Application of the Australian Consumer Law to Fundraising

Consumer Affairs Australia and New Zealand (CAANZ) is consulting on guidance about the application of the Australian Consumer Law (ACL) to the activities of charities, not-for-profit entities and fundraisers.

The need for new guidance was recognised by the 2017 Review of the ACL, where it was acknowledged that some charities, not-for-profits and fundraisers face difficulties in determining whether their conduct is ‘in trade and commerce’ and thus captured by the ACL. The Final Report of the ACL Review recommended that guidance be published by CAANZ to assist the sector understand their obligations under the ACL. 

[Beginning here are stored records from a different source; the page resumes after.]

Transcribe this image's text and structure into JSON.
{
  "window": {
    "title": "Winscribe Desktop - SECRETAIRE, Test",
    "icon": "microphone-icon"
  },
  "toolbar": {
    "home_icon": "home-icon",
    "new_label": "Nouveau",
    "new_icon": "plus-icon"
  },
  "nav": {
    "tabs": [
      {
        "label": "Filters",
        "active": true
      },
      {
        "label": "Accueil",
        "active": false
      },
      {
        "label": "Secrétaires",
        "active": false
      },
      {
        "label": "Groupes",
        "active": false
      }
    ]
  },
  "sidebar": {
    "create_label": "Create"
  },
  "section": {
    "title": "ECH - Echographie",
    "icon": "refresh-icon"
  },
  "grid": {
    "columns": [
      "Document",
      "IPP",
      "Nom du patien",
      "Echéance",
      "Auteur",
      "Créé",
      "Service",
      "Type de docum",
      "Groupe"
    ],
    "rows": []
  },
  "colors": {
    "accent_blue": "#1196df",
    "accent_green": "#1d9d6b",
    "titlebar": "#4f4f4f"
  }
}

The recommendation to develop guidance was a disappointment to the “Fix Fundraising” coalition, led by Justice Connect’s NFP Law, who sought amendments to the ACL to more concretely clarify its application to fundraising. The coalition considered that such an amendment would be a precursor to the repeal of fragmented state and territory fundraising laws. This concern was noted in the Final Report of the ACL Review, but was not specifically acted upon, perhaps because of a view that reliance on general ACL regulators alone would be insufficient to regulate fundraising effectively.

Following consideration of the Final Report of the ACL, the Consumer Affairs Forum (Ministers responsible for consumer affairs nationally) agreed to bring forward a research project that would consider ‘whether any further reforms are needed to the ACL to enable the charitable and fundraising sector to work more effectively to benefit for the Australian community. Such a project is now scheduled to begin in 2019-2020.

 The draft guidance includes the following key points: Generally, if you:

engage in fundraising activity involving a supply of goods or services;

are a for-profit professional fundraiser; or

are fundraising in an organised, continuous and repetitive way,

then your fundraising activity is likely to be in trade or commerce and you are likely to have certain obligations under the ACL.

The full draft guidance, together with a consultation survey, is available online here:

The consultation closes on 26 October 2017.